*** Opening MATERIAL FOR THIS EXERCISE ***

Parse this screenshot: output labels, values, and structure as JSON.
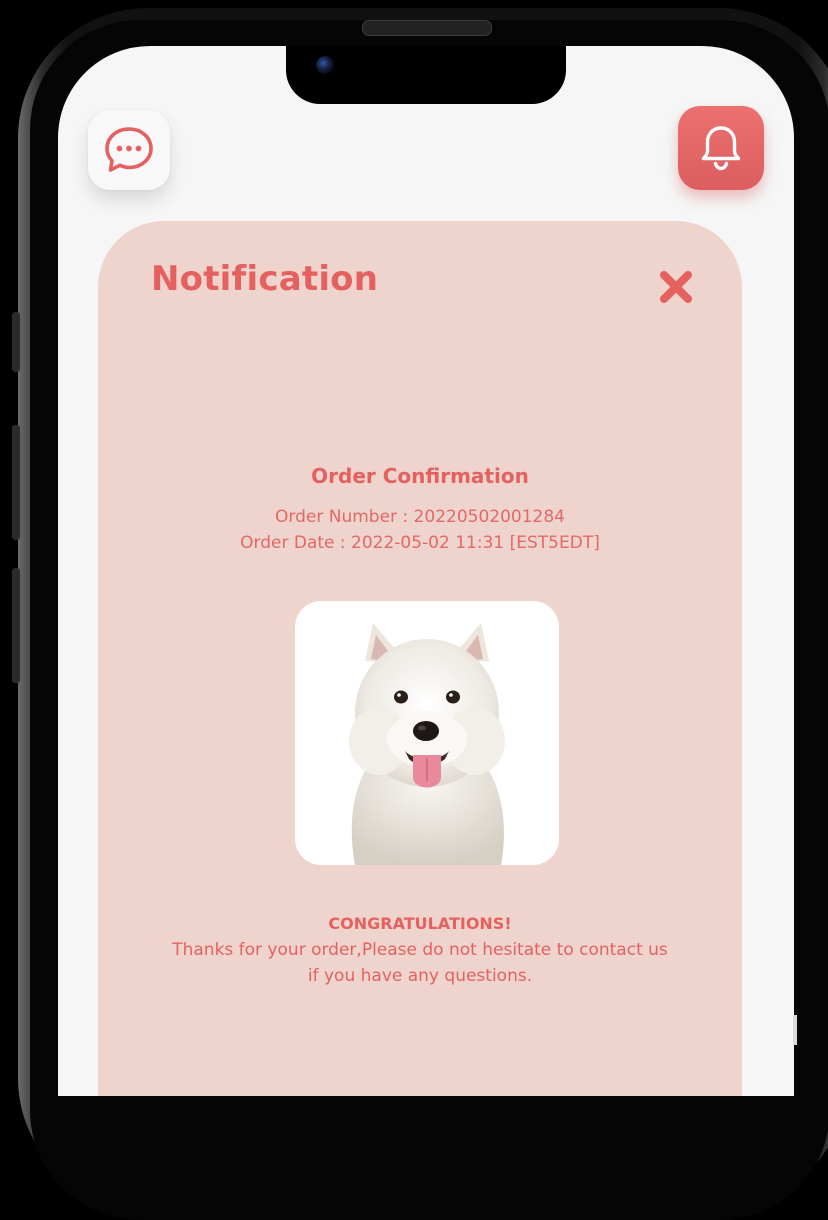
{
  "header": {
    "chat_icon": "chat-bubble-dots-icon",
    "notification_icon": "bell-icon"
  },
  "notification": {
    "title": "Notification",
    "close_icon": "close-x-icon",
    "order_title": "Order Confirmation",
    "order_number": "Order Number : 20220502001284",
    "order_date": "Order Date : 2022-05-02 11:31 [EST5EDT]",
    "image_subject": "west-highland-terrier-dog",
    "congrats": "CONGRATULATIONS!",
    "thanks_line1": "Thanks for your order,Please do not hesitate to contact us",
    "thanks_line2": "if you have any questions."
  },
  "colors": {
    "accent": "#e5615f",
    "card_background": "#efd4ce",
    "screen_background": "#f6f6f6",
    "bell_button": "#e36667"
  }
}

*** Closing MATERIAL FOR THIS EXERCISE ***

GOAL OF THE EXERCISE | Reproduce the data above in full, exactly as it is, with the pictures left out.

RESPONSE AREA |
Parse this screenshot: output labels, values, and structure as JSON.
{
  "header": {
    "chat_icon": "chat-bubble-dots-icon",
    "notification_icon": "bell-icon"
  },
  "notification": {
    "title": "Notification",
    "close_icon": "close-x-icon",
    "order_title": "Order Confirmation",
    "order_number": "Order Number : 20220502001284",
    "order_date": "Order Date : 2022-05-02 11:31 [EST5EDT]",
    "image_subject": "west-highland-terrier-dog",
    "congrats": "CONGRATULATIONS!",
    "thanks_line1": "Thanks for your order,Please do not hesitate to contact us",
    "thanks_line2": "if you have any questions."
  },
  "colors": {
    "accent": "#e5615f",
    "card_background": "#efd4ce",
    "screen_background": "#f6f6f6",
    "bell_button": "#e36667"
  }
}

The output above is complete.